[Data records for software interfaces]
*** Begin section ***
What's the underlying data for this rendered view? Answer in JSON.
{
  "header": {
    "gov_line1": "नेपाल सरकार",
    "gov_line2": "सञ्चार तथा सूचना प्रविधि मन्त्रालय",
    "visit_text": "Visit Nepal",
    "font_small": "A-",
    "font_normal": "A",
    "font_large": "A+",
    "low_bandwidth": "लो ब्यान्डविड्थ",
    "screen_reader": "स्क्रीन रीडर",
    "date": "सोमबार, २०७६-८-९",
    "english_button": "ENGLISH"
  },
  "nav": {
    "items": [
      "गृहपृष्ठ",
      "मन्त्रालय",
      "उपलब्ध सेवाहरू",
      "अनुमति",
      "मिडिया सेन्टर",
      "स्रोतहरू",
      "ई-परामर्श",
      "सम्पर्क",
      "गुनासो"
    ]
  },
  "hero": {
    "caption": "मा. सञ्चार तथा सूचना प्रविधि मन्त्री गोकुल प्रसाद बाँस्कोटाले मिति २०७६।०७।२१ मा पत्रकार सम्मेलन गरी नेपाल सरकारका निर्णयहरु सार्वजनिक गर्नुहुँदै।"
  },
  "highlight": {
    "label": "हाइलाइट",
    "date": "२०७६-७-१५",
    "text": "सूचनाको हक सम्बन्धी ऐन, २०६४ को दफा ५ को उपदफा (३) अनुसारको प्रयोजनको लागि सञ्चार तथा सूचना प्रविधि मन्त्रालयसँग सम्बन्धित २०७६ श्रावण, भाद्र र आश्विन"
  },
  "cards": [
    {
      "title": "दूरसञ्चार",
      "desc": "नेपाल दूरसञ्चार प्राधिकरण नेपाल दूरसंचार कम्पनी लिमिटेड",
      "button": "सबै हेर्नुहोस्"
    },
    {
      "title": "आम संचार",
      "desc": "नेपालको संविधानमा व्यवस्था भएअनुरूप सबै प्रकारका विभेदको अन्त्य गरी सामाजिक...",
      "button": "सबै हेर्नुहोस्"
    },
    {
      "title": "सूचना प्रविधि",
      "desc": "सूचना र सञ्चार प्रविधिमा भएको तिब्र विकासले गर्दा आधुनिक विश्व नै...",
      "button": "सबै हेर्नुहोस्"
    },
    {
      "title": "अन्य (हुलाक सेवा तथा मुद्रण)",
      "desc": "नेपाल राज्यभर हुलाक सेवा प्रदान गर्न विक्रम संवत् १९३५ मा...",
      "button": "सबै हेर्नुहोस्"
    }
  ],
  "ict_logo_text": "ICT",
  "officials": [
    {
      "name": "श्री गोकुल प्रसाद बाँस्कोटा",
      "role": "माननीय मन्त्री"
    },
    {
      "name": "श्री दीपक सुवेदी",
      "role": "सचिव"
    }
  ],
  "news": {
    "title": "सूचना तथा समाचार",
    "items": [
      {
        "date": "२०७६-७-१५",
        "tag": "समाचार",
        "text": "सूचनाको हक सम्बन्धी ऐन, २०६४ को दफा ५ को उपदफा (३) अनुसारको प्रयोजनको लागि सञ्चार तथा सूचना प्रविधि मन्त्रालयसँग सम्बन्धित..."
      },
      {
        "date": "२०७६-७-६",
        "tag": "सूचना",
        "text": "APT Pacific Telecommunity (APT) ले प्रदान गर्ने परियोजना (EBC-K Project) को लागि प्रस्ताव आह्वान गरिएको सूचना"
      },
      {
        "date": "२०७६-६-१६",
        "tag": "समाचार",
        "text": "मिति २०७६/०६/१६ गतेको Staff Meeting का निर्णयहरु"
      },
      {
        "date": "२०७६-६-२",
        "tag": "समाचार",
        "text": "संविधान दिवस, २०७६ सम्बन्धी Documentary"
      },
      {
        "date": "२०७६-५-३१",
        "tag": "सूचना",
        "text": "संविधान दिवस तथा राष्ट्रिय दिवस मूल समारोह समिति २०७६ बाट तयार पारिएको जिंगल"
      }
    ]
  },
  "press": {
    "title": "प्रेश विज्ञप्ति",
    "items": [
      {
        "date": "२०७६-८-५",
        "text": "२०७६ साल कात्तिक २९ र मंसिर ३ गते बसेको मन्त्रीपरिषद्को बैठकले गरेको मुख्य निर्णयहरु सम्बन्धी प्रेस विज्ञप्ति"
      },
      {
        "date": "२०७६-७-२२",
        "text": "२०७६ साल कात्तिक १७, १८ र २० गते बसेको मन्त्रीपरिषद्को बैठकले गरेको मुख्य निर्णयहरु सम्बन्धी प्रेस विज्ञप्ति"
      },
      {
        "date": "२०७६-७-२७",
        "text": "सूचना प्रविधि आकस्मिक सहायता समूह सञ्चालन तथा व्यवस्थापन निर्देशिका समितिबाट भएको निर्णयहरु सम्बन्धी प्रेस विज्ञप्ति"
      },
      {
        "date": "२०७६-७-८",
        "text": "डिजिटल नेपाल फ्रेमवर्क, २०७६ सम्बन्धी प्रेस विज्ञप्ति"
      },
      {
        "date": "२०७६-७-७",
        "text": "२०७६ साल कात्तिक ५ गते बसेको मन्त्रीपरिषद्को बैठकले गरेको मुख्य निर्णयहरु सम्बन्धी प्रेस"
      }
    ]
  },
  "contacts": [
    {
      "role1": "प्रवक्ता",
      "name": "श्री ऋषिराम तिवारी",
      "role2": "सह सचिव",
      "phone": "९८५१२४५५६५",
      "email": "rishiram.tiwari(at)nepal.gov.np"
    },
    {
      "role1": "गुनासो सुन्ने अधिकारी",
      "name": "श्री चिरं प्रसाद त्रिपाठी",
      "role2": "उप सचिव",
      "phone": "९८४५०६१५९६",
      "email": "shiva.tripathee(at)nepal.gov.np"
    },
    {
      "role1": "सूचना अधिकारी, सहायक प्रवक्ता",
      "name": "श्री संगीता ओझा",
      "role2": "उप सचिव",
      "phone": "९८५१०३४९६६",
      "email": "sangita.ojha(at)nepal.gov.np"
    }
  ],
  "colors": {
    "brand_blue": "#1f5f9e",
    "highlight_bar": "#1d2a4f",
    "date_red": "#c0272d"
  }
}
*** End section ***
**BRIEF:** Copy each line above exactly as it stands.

**SOLUTION TO THIS PROBLEM:**
What's the underlying data for this rendered view? Answer in JSON.
{
  "header": {
    "gov_line1": "नेपाल सरकार",
    "gov_line2": "सञ्चार तथा सूचना प्रविधि मन्त्रालय",
    "visit_text": "Visit Nepal",
    "font_small": "A-",
    "font_normal": "A",
    "font_large": "A+",
    "low_bandwidth": "लो ब्यान्डविड्थ",
    "screen_reader": "स्क्रीन रीडर",
    "date": "सोमबार, २०७६-८-९",
    "english_button": "ENGLISH"
  },
  "nav": {
    "items": [
      "गृहपृष्ठ",
      "मन्त्रालय",
      "उपलब्ध सेवाहरू",
      "अनुमति",
      "मिडिया सेन्टर",
      "स्रोतहरू",
      "ई-परामर्श",
      "सम्पर्क",
      "गुनासो"
    ]
  },
  "hero": {
    "caption": "मा. सञ्चार तथा सूचना प्रविधि मन्त्री गोकुल प्रसाद बाँस्कोटाले मिति २०७६।०७।२१ मा पत्रकार सम्मेलन गरी नेपाल सरकारका निर्णयहरु सार्वजनिक गर्नुहुँदै।"
  },
  "highlight": {
    "label": "हाइलाइट",
    "date": "२०७६-७-१५",
    "text": "सूचनाको हक सम्बन्धी ऐन, २०६४ को दफा ५ को उपदफा (३) अनुसारको प्रयोजनको लागि सञ्चार तथा सूचना प्रविधि मन्त्रालयसँग सम्बन्धित २०७६ श्रावण, भाद्र र आश्विन"
  },
  "cards": [
    {
      "title": "दूरसञ्चार",
      "desc": "नेपाल दूरसञ्चार प्राधिकरण नेपाल दूरसंचार कम्पनी लिमिटेड",
      "button": "सबै हेर्नुहोस्"
    },
    {
      "title": "आम संचार",
      "desc": "नेपालको संविधानमा व्यवस्था भएअनुरूप सबै प्रकारका विभेदको अन्त्य गरी सामाजिक...",
      "button": "सबै हेर्नुहोस्"
    },
    {
      "title": "सूचना प्रविधि",
      "desc": "सूचना र सञ्चार प्रविधिमा भएको तिब्र विकासले गर्दा आधुनिक विश्व नै...",
      "button": "सबै हेर्नुहोस्"
    },
    {
      "title": "अन्य (हुलाक सेवा तथा मुद्रण)",
      "desc": "नेपाल राज्यभर हुलाक सेवा प्रदान गर्न विक्रम संवत् १९३५ मा...",
      "button": "सबै हेर्नुहोस्"
    }
  ],
  "ict_logo_text": "ICT",
  "officials": [
    {
      "name": "श्री गोकुल प्रसाद बाँस्कोटा",
      "role": "माननीय मन्त्री"
    },
    {
      "name": "श्री दीपक सुवेदी",
      "role": "सचिव"
    }
  ],
  "news": {
    "title": "सूचना तथा समाचार",
    "items": [
      {
        "date": "२०७६-७-१५",
        "tag": "समाचार",
        "text": "सूचनाको हक सम्बन्धी ऐन, २०६४ को दफा ५ को उपदफा (३) अनुसारको प्रयोजनको लागि सञ्चार तथा सूचना प्रविधि मन्त्रालयसँग सम्बन्धित..."
      },
      {
        "date": "२०७६-७-६",
        "tag": "सूचना",
        "text": "APT Pacific Telecommunity (APT) ले प्रदान गर्ने परियोजना (EBC-K Project) को लागि प्रस्ताव आह्वान गरिएको सूचना"
      },
      {
        "date": "२०७६-६-१६",
        "tag": "समाचार",
        "text": "मिति २०७६/०६/१६ गतेको Staff Meeting का निर्णयहरु"
      },
      {
        "date": "२०७६-६-२",
        "tag": "समाचार",
        "text": "संविधान दिवस, २०७६ सम्बन्धी Documentary"
      },
      {
        "date": "२०७६-५-३१",
        "tag": "सूचना",
        "text": "संविधान दिवस तथा राष्ट्रिय दिवस मूल समारोह समिति २०७६ बाट तयार पारिएको जिंगल"
      }
    ]
  },
  "press": {
    "title": "प्रेश विज्ञप्ति",
    "items": [
      {
        "date": "२०७६-८-५",
        "text": "२०७६ साल कात्तिक २९ र मंसिर ३ गते बसेको मन्त्रीपरिषद्को बैठकले गरेको मुख्य निर्णयहरु सम्बन्धी प्रेस विज्ञप्ति"
      },
      {
        "date": "२०७६-७-२२",
        "text": "२०७६ साल कात्तिक १७, १८ र २० गते बसेको मन्त्रीपरिषद्को बैठकले गरेको मुख्य निर्णयहरु सम्बन्धी प्रेस विज्ञप्ति"
      },
      {
        "date": "२०७६-७-२७",
        "text": "सूचना प्रविधि आकस्मिक सहायता समूह सञ्चालन तथा व्यवस्थापन निर्देशिका समितिबाट भएको निर्णयहरु सम्बन्धी प्रेस विज्ञप्ति"
      },
      {
        "date": "२०७६-७-८",
        "text": "डिजिटल नेपाल फ्रेमवर्क, २०७६ सम्बन्धी प्रेस विज्ञप्ति"
      },
      {
        "date": "२०७६-७-७",
        "text": "२०७६ साल कात्तिक ५ गते बसेको मन्त्रीपरिषद्को बैठकले गरेको मुख्य निर्णयहरु सम्बन्धी प्रेस"
      }
    ]
  },
  "contacts": [
    {
      "role1": "प्रवक्ता",
      "name": "श्री ऋषिराम तिवारी",
      "role2": "सह सचिव",
      "phone": "९८५१२४५५६५",
      "email": "rishiram.tiwari(at)nepal.gov.np"
    },
    {
      "role1": "गुनासो सुन्ने अधिकारी",
      "name": "श्री चिरं प्रसाद त्रिपाठी",
      "role2": "उप सचिव",
      "phone": "९८४५०६१५९६",
      "email": "shiva.tripathee(at)nepal.gov.np"
    },
    {
      "role1": "सूचना अधिकारी, सहायक प्रवक्ता",
      "name": "श्री संगीता ओझा",
      "role2": "उप सचिव",
      "phone": "९८५१०३४९६६",
      "email": "sangita.ojha(at)nepal.gov.np"
    }
  ],
  "colors": {
    "brand_blue": "#1f5f9e",
    "highlight_bar": "#1d2a4f",
    "date_red": "#c0272d"
  }
}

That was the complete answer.